The Oracle for Startups program doesn’t offer capital—or, importantly, take any equity—and instead offers free cloud credits, a 70% discount for two years, access to enterprise customers, marketing assistance, and other resources. At the outset of the pandemic, the Oracle for Startups team expected a slowdown in the number of companies seeking to work with the program, but the opposite has happened, Williamson said. New potential members are coming from around the world, not any particular regions or cities.
Healthcare in general is booming, Solivan said. Rapid development of the COVID-19 vaccine showed that healthcare can move much faster than it used to.
Not all the opportunities are in healthcare and sciences. Sports and gaming are being transformed, with dramatic growth in esports and streaming platforms, such as Twitch, on which fans watch players game. Even chess is exploding as a spectator sport, said Williamson, who has watched his son take a strong interest in Chess.com. Streaming chess tournaments have gained a mass market audience.

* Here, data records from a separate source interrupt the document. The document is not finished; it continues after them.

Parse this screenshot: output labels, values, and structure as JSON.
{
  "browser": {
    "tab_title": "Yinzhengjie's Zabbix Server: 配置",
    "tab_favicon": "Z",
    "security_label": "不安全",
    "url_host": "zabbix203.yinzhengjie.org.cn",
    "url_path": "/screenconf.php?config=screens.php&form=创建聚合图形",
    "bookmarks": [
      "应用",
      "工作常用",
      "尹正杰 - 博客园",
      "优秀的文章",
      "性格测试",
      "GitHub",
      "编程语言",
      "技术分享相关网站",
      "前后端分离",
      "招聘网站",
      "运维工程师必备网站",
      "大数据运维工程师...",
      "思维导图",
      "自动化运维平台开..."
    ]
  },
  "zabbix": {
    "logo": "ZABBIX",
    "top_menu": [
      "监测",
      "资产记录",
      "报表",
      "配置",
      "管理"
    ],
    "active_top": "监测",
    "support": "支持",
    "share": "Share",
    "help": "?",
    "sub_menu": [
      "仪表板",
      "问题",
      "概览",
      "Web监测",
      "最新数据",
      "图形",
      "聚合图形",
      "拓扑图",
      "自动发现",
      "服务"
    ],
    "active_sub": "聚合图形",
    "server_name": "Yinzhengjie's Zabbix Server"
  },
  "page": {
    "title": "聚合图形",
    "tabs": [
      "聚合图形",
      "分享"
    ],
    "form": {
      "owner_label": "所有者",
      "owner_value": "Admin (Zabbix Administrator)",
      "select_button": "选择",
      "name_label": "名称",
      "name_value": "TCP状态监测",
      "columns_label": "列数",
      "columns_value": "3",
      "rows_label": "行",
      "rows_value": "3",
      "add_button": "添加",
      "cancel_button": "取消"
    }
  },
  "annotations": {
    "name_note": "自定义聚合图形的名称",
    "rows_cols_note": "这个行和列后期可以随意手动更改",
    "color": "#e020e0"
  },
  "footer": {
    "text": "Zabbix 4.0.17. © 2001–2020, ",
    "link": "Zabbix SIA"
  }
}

Casual gaming is particularly interesting, presenting opportunities for content creators, developers, virtual reality, augmented reality, and mixed reality, said Cohn: “Not necessarily deep gaming—just having fun with family and friends playing goofy games.”
Solivan cited Fuel Capital’s investment in Caribu, a company that integrates children’s games into video calls, so kids can play games with grandparents or other family members they can’t see in person.
Comcast is working with Glow Up Games, a company with female founders of color, whose mission is to democratize gaming. Glow Up Games provides a platform to build games specifically for women and persons of color, with a particular focus on letting players create avatars that look like them. “People want to see themselves in a game,” Cohn said.
Solivan agreed. “My 7-year-old girl on Roblox spends more time changing her avatar than actually playing the games," she said. She thinks that social distancing and home schooling has awakened interest in gaming that her daughter and other kids like her might not have otherwise had.
The pandemic will transform life even after the emergency ends. And startups have a big opportunity today in figuring out what elements we are going to keep from our pandemic experience in areas, such as sports, concerts, and work, and which we’re going to dump as fast as we can.
“Will we ever go back to where we were a year ago? No,” Solivan said. “Everything is different. We’ve entered a different world, and a different way of interacting with each other.”
But the panel also offered a note of caution: Startup founders working in trendy areas need to be careful that their solutions are original. For example, a plethora of marketing tech and sales pipeline optimization startups are offering similar solutions to similar problems, Williamson said.
“We never want to discourage, but we aren’t seeing interesting solutions to these problems,” he said. “My gut said, ‘I don’t want to see any more of this,’ but the truth is I don’t want to see more of the same.”
The panel also urged people in the startup world to keep a broader perspective. While the startup market is booming, many people are experiencing hard times. Cohn previously worked in the travel sector, which has been particularly hard hit by the pandemic. Many of the women who’ve left the workforce worked in hospitality and travel.
“Go down the street in any big city now and every small business is really trying to keep the doors open. The real question for me is, ‘How can we help some of the industries that are hard hit?’” Cohn said. “It will take a long time for the travel and tourism industry to make a comeback, and that impacts a lot of people who are making $10 an hour.”
She added, “There is this great VC world we live in, and there is the rest of the world.”
Illustration: Wes Rowell